Every record, from the first line to the last, needs to be given again exactly.

Dataset rows for apps and sites
<<<<

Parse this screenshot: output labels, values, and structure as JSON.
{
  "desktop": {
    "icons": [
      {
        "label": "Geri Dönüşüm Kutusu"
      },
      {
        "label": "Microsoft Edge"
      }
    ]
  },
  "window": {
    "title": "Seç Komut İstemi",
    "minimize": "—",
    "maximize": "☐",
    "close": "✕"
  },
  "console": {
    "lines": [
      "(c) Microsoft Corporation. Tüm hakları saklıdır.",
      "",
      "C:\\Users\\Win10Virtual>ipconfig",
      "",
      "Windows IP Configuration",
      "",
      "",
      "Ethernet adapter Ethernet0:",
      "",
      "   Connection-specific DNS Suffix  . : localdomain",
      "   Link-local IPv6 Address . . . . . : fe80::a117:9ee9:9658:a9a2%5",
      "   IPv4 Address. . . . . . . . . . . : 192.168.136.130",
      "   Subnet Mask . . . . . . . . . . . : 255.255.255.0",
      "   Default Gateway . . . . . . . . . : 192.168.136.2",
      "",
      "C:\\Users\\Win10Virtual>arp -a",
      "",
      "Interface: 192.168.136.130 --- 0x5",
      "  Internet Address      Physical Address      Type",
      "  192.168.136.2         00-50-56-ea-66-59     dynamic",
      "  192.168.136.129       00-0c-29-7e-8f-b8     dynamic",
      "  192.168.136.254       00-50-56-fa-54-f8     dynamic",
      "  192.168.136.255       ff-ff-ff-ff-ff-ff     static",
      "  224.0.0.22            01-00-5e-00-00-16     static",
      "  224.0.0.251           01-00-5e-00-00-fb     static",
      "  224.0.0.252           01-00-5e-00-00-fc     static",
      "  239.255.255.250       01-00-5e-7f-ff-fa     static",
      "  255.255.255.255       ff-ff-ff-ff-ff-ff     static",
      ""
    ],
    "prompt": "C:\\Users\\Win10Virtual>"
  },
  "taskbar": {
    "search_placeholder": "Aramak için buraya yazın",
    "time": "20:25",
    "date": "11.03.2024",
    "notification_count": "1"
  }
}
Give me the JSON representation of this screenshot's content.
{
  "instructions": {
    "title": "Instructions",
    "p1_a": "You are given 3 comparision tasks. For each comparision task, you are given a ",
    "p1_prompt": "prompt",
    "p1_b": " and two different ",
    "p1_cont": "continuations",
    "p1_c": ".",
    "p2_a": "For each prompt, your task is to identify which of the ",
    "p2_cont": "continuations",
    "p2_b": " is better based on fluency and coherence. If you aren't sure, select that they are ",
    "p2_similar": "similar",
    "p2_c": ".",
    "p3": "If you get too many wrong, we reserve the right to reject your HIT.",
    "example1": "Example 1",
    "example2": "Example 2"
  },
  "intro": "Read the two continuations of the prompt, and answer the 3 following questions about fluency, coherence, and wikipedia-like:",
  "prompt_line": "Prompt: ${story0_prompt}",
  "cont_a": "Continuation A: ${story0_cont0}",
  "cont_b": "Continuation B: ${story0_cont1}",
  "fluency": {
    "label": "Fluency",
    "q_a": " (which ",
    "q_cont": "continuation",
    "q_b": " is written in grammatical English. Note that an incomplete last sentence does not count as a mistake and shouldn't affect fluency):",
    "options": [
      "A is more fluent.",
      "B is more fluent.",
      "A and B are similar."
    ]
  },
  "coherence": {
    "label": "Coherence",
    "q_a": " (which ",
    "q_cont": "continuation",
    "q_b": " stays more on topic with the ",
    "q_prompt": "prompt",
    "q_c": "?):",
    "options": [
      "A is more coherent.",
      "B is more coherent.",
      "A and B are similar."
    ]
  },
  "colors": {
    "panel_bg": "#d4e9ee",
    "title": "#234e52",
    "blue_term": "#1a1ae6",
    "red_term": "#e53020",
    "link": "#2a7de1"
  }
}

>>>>

_RESPONSE TO THIS TASK_
Parse this screenshot: output labels, values, and structure as JSON.
{
  "desktop": {
    "icons": [
      {
        "label": "Geri Dönüşüm Kutusu"
      },
      {
        "label": "Microsoft Edge"
      }
    ]
  },
  "window": {
    "title": "Seç Komut İstemi",
    "minimize": "—",
    "maximize": "☐",
    "close": "✕"
  },
  "console": {
    "lines": [
      "(c) Microsoft Corporation. Tüm hakları saklıdır.",
      "",
      "C:\\Users\\Win10Virtual>ipconfig",
      "",
      "Windows IP Configuration",
      "",
      "",
      "Ethernet adapter Ethernet0:",
      "",
      "   Connection-specific DNS Suffix  . : localdomain",
      "   Link-local IPv6 Address . . . . . : fe80::a117:9ee9:9658:a9a2%5",
      "   IPv4 Address. . . . . . . . . . . : 192.168.136.130",
      "   Subnet Mask . . . . . . . . . . . : 255.255.255.0",
      "   Default Gateway . . . . . . . . . : 192.168.136.2",
      "",
      "C:\\Users\\Win10Virtual>arp -a",
      "",
      "Interface: 192.168.136.130 --- 0x5",
      "  Internet Address      Physical Address      Type",
      "  192.168.136.2         00-50-56-ea-66-59     dynamic",
      "  192.168.136.129       00-0c-29-7e-8f-b8     dynamic",
      "  192.168.136.254       00-50-56-fa-54-f8     dynamic",
      "  192.168.136.255       ff-ff-ff-ff-ff-ff     static",
      "  224.0.0.22            01-00-5e-00-00-16     static",
      "  224.0.0.251           01-00-5e-00-00-fb     static",
      "  224.0.0.252           01-00-5e-00-00-fc     static",
      "  239.255.255.250       01-00-5e-7f-ff-fa     static",
      "  255.255.255.255       ff-ff-ff-ff-ff-ff     static",
      ""
    ],
    "prompt": "C:\\Users\\Win10Virtual>"
  },
  "taskbar": {
    "search_placeholder": "Aramak için buraya yazın",
    "time": "20:25",
    "date": "11.03.2024",
    "notification_count": "1"
  }
}
Give me the JSON representation of this screenshot's content.
{
  "instructions": {
    "title": "Instructions",
    "p1_a": "You are given 3 comparision tasks. For each comparision task, you are given a ",
    "p1_prompt": "prompt",
    "p1_b": " and two different ",
    "p1_cont": "continuations",
    "p1_c": ".",
    "p2_a": "For each prompt, your task is to identify which of the ",
    "p2_cont": "continuations",
    "p2_b": " is better based on fluency and coherence. If you aren't sure, select that they are ",
    "p2_similar": "similar",
    "p2_c": ".",
    "p3": "If you get too many wrong, we reserve the right to reject your HIT.",
    "example1": "Example 1",
    "example2": "Example 2"
  },
  "intro": "Read the two continuations of the prompt, and answer the 3 following questions about fluency, coherence, and wikipedia-like:",
  "prompt_line": "Prompt: ${story0_prompt}",
  "cont_a": "Continuation A: ${story0_cont0}",
  "cont_b": "Continuation B: ${story0_cont1}",
  "fluency": {
    "label": "Fluency",
    "q_a": " (which ",
    "q_cont": "continuation",
    "q_b": " is written in grammatical English. Note that an incomplete last sentence does not count as a mistake and shouldn't affect fluency):",
    "options": [
      "A is more fluent.",
      "B is more fluent.",
      "A and B are similar."
    ]
  },
  "coherence": {
    "label": "Coherence",
    "q_a": " (which ",
    "q_cont": "continuation",
    "q_b": " stays more on topic with the ",
    "q_prompt": "prompt",
    "q_c": "?):",
    "options": [
      "A is more coherent.",
      "B is more coherent.",
      "A and B are similar."
    ]
  },
  "colors": {
    "panel_bg": "#d4e9ee",
    "title": "#234e52",
    "blue_term": "#1a1ae6",
    "red_term": "#e53020",
    "link": "#2a7de1"
  }
}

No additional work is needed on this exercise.